- EXERCISE AIM
The whole listing below is to be output exactly, with no line skipped.

- DATA FOR THIS TASK
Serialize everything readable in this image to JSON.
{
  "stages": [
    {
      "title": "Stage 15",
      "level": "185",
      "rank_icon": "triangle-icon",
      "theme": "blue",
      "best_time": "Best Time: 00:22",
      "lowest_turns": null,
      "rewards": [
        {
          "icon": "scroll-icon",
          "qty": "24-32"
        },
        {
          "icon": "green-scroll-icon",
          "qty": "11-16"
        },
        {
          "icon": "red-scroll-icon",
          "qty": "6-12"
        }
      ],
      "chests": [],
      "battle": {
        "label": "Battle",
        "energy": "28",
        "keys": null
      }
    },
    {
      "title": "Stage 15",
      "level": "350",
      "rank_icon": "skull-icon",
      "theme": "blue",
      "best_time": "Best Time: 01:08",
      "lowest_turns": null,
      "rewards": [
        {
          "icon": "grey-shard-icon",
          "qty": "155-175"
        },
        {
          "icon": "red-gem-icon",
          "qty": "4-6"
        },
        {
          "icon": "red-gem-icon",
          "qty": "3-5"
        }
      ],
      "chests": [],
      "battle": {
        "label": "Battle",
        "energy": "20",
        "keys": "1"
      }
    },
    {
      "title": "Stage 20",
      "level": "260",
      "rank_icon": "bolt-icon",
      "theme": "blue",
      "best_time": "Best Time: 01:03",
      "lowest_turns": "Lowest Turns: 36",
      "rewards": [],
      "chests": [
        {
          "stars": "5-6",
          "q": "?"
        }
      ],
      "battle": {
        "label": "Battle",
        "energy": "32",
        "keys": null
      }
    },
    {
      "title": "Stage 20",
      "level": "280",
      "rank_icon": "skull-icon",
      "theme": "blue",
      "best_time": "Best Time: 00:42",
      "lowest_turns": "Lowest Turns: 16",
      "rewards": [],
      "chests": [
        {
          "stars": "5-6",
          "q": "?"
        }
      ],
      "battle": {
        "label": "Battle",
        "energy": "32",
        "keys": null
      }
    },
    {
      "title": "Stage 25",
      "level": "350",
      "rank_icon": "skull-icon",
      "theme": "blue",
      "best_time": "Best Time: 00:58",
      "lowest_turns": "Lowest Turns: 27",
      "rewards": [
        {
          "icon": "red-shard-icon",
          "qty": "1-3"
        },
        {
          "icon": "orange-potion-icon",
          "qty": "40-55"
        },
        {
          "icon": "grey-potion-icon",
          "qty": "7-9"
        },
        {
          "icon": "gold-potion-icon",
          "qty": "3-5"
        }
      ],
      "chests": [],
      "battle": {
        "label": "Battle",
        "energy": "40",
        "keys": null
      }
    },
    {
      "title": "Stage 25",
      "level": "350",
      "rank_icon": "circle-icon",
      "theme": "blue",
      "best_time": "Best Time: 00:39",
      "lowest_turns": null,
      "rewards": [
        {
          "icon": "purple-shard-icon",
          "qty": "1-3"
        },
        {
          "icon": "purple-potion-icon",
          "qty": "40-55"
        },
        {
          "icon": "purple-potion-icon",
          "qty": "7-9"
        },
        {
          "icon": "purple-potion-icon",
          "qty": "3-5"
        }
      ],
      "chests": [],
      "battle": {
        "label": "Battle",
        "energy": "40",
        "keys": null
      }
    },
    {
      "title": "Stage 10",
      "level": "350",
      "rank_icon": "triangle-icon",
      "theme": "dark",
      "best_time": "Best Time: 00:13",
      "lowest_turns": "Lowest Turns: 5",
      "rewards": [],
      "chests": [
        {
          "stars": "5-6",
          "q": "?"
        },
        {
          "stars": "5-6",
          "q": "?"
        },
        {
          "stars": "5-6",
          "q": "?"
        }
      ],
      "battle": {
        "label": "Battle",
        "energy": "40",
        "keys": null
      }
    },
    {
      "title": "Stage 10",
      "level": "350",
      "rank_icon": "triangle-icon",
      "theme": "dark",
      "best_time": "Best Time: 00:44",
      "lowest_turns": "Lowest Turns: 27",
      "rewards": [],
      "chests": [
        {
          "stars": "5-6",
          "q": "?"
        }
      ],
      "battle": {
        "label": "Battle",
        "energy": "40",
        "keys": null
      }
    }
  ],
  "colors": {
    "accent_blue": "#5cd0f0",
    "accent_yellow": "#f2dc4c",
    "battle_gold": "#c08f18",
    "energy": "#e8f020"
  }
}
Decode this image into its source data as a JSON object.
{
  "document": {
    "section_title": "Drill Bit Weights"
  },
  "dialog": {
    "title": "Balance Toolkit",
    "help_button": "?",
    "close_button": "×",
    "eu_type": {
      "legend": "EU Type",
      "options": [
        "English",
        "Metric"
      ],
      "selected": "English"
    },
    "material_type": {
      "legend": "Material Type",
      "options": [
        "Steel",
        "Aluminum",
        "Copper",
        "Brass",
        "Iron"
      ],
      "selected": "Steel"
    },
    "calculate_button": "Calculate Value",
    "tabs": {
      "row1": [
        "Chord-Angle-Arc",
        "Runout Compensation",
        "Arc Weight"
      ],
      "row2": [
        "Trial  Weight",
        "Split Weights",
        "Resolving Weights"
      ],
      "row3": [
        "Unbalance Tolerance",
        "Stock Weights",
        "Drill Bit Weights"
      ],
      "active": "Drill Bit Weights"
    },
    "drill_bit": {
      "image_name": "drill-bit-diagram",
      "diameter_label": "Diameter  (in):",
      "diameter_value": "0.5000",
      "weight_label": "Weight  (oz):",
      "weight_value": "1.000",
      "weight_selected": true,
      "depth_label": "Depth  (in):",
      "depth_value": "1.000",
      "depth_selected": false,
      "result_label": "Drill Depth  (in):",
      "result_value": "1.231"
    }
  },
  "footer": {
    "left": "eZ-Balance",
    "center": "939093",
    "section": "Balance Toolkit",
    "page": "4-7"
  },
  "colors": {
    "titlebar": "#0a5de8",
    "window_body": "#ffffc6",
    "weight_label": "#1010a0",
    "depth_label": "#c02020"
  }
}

- OUTPUT
Serialize everything readable in this image to JSON.
{
  "stages": [
    {
      "title": "Stage 15",
      "level": "185",
      "rank_icon": "triangle-icon",
      "theme": "blue",
      "best_time": "Best Time: 00:22",
      "lowest_turns": null,
      "rewards": [
        {
          "icon": "scroll-icon",
          "qty": "24-32"
        },
        {
          "icon": "green-scroll-icon",
          "qty": "11-16"
        },
        {
          "icon": "red-scroll-icon",
          "qty": "6-12"
        }
      ],
      "chests": [],
      "battle": {
        "label": "Battle",
        "energy": "28",
        "keys": null
      }
    },
    {
      "title": "Stage 15",
      "level": "350",
      "rank_icon": "skull-icon",
      "theme": "blue",
      "best_time": "Best Time: 01:08",
      "lowest_turns": null,
      "rewards": [
        {
          "icon": "grey-shard-icon",
          "qty": "155-175"
        },
        {
          "icon": "red-gem-icon",
          "qty": "4-6"
        },
        {
          "icon": "red-gem-icon",
          "qty": "3-5"
        }
      ],
      "chests": [],
      "battle": {
        "label": "Battle",
        "energy": "20",
        "keys": "1"
      }
    },
    {
      "title": "Stage 20",
      "level": "260",
      "rank_icon": "bolt-icon",
      "theme": "blue",
      "best_time": "Best Time: 01:03",
      "lowest_turns": "Lowest Turns: 36",
      "rewards": [],
      "chests": [
        {
          "stars": "5-6",
          "q": "?"
        }
      ],
      "battle": {
        "label": "Battle",
        "energy": "32",
        "keys": null
      }
    },
    {
      "title": "Stage 20",
      "level": "280",
      "rank_icon": "skull-icon",
      "theme": "blue",
      "best_time": "Best Time: 00:42",
      "lowest_turns": "Lowest Turns: 16",
      "rewards": [],
      "chests": [
        {
          "stars": "5-6",
          "q": "?"
        }
      ],
      "battle": {
        "label": "Battle",
        "energy": "32",
        "keys": null
      }
    },
    {
      "title": "Stage 25",
      "level": "350",
      "rank_icon": "skull-icon",
      "theme": "blue",
      "best_time": "Best Time: 00:58",
      "lowest_turns": "Lowest Turns: 27",
      "rewards": [
        {
          "icon": "red-shard-icon",
          "qty": "1-3"
        },
        {
          "icon": "orange-potion-icon",
          "qty": "40-55"
        },
        {
          "icon": "grey-potion-icon",
          "qty": "7-9"
        },
        {
          "icon": "gold-potion-icon",
          "qty": "3-5"
        }
      ],
      "chests": [],
      "battle": {
        "label": "Battle",
        "energy": "40",
        "keys": null
      }
    },
    {
      "title": "Stage 25",
      "level": "350",
      "rank_icon": "circle-icon",
      "theme": "blue",
      "best_time": "Best Time: 00:39",
      "lowest_turns": null,
      "rewards": [
        {
          "icon": "purple-shard-icon",
          "qty": "1-3"
        },
        {
          "icon": "purple-potion-icon",
          "qty": "40-55"
        },
        {
          "icon": "purple-potion-icon",
          "qty": "7-9"
        },
        {
          "icon": "purple-potion-icon",
          "qty": "3-5"
        }
      ],
      "chests": [],
      "battle": {
        "label": "Battle",
        "energy": "40",
        "keys": null
      }
    },
    {
      "title": "Stage 10",
      "level": "350",
      "rank_icon": "triangle-icon",
      "theme": "dark",
      "best_time": "Best Time: 00:13",
      "lowest_turns": "Lowest Turns: 5",
      "rewards": [],
      "chests": [
        {
          "stars": "5-6",
          "q": "?"
        },
        {
          "stars": "5-6",
          "q": "?"
        },
        {
          "stars": "5-6",
          "q": "?"
        }
      ],
      "battle": {
        "label": "Battle",
        "energy": "40",
        "keys": null
      }
    },
    {
      "title": "Stage 10",
      "level": "350",
      "rank_icon": "triangle-icon",
      "theme": "dark",
      "best_time": "Best Time: 00:44",
      "lowest_turns": "Lowest Turns: 27",
      "rewards": [],
      "chests": [
        {
          "stars": "5-6",
          "q": "?"
        }
      ],
      "battle": {
        "label": "Battle",
        "energy": "40",
        "keys": null
      }
    }
  ],
  "colors": {
    "accent_blue": "#5cd0f0",
    "accent_yellow": "#f2dc4c",
    "battle_gold": "#c08f18",
    "energy": "#e8f020"
  }
}
Decode this image into its source data as a JSON object.
{
  "document": {
    "section_title": "Drill Bit Weights"
  },
  "dialog": {
    "title": "Balance Toolkit",
    "help_button": "?",
    "close_button": "×",
    "eu_type": {
      "legend": "EU Type",
      "options": [
        "English",
        "Metric"
      ],
      "selected": "English"
    },
    "material_type": {
      "legend": "Material Type",
      "options": [
        "Steel",
        "Aluminum",
        "Copper",
        "Brass",
        "Iron"
      ],
      "selected": "Steel"
    },
    "calculate_button": "Calculate Value",
    "tabs": {
      "row1": [
        "Chord-Angle-Arc",
        "Runout Compensation",
        "Arc Weight"
      ],
      "row2": [
        "Trial  Weight",
        "Split Weights",
        "Resolving Weights"
      ],
      "row3": [
        "Unbalance Tolerance",
        "Stock Weights",
        "Drill Bit Weights"
      ],
      "active": "Drill Bit Weights"
    },
    "drill_bit": {
      "image_name": "drill-bit-diagram",
      "diameter_label": "Diameter  (in):",
      "diameter_value": "0.5000",
      "weight_label": "Weight  (oz):",
      "weight_value": "1.000",
      "weight_selected": true,
      "depth_label": "Depth  (in):",
      "depth_value": "1.000",
      "depth_selected": false,
      "result_label": "Drill Depth  (in):",
      "result_value": "1.231"
    }
  },
  "footer": {
    "left": "eZ-Balance",
    "center": "939093",
    "section": "Balance Toolkit",
    "page": "4-7"
  },
  "colors": {
    "titlebar": "#0a5de8",
    "window_body": "#ffffc6",
    "weight_label": "#1010a0",
    "depth_label": "#c02020"
  }
}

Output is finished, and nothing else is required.